WHAT YOU HAVE TO DO:
When you answer, restate the entries below without altering anything.

Dataset records:
# # # # # # #

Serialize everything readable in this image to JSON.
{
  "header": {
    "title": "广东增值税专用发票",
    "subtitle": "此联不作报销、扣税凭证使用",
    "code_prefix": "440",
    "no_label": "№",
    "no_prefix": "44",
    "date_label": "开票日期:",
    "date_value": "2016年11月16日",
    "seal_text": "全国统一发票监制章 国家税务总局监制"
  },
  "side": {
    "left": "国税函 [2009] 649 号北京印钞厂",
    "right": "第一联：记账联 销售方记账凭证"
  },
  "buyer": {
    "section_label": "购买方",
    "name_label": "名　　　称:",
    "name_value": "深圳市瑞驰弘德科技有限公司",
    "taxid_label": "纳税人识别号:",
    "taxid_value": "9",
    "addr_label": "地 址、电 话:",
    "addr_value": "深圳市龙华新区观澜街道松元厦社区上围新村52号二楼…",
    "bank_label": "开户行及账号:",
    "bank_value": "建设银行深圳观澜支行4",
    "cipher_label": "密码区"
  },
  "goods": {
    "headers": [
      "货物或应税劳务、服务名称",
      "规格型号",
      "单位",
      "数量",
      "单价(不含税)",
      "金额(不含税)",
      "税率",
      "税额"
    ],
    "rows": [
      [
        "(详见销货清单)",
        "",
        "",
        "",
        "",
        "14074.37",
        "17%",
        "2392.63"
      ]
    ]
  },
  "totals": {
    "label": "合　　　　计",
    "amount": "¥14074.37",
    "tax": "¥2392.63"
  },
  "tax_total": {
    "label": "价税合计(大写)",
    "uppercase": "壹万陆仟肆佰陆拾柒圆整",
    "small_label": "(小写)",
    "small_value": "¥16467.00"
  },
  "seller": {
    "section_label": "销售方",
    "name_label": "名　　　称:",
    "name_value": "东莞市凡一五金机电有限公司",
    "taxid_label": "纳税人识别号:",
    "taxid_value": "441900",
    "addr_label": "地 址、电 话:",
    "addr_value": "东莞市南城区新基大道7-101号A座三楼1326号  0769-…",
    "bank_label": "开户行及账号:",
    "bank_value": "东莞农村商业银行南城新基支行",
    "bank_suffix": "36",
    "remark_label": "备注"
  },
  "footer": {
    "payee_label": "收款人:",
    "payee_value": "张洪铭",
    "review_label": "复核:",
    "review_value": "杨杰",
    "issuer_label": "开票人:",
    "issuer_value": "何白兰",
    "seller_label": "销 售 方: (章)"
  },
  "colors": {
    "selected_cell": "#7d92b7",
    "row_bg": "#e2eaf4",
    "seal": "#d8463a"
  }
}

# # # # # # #

SOLUTION TO THIS EXERCISE:
Serialize everything readable in this image to JSON.
{
  "header": {
    "title": "广东增值税专用发票",
    "subtitle": "此联不作报销、扣税凭证使用",
    "code_prefix": "440",
    "no_label": "№",
    "no_prefix": "44",
    "date_label": "开票日期:",
    "date_value": "2016年11月16日",
    "seal_text": "全国统一发票监制章 国家税务总局监制"
  },
  "side": {
    "left": "国税函 [2009] 649 号北京印钞厂",
    "right": "第一联：记账联 销售方记账凭证"
  },
  "buyer": {
    "section_label": "购买方",
    "name_label": "名　　　称:",
    "name_value": "深圳市瑞驰弘德科技有限公司",
    "taxid_label": "纳税人识别号:",
    "taxid_value": "9",
    "addr_label": "地 址、电 话:",
    "addr_value": "深圳市龙华新区观澜街道松元厦社区上围新村52号二楼…",
    "bank_label": "开户行及账号:",
    "bank_value": "建设银行深圳观澜支行4",
    "cipher_label": "密码区"
  },
  "goods": {
    "headers": [
      "货物或应税劳务、服务名称",
      "规格型号",
      "单位",
      "数量",
      "单价(不含税)",
      "金额(不含税)",
      "税率",
      "税额"
    ],
    "rows": [
      [
        "(详见销货清单)",
        "",
        "",
        "",
        "",
        "14074.37",
        "17%",
        "2392.63"
      ]
    ]
  },
  "totals": {
    "label": "合　　　　计",
    "amount": "¥14074.37",
    "tax": "¥2392.63"
  },
  "tax_total": {
    "label": "价税合计(大写)",
    "uppercase": "壹万陆仟肆佰陆拾柒圆整",
    "small_label": "(小写)",
    "small_value": "¥16467.00"
  },
  "seller": {
    "section_label": "销售方",
    "name_label": "名　　　称:",
    "name_value": "东莞市凡一五金机电有限公司",
    "taxid_label": "纳税人识别号:",
    "taxid_value": "441900",
    "addr_label": "地 址、电 话:",
    "addr_value": "东莞市南城区新基大道7-101号A座三楼1326号  0769-…",
    "bank_label": "开户行及账号:",
    "bank_value": "东莞农村商业银行南城新基支行",
    "bank_suffix": "36",
    "remark_label": "备注"
  },
  "footer": {
    "payee_label": "收款人:",
    "payee_value": "张洪铭",
    "review_label": "复核:",
    "review_value": "杨杰",
    "issuer_label": "开票人:",
    "issuer_value": "何白兰",
    "seller_label": "销 售 方: (章)"
  },
  "colors": {
    "selected_cell": "#7d92b7",
    "row_bg": "#e2eaf4",
    "seal": "#d8463a"
  }
}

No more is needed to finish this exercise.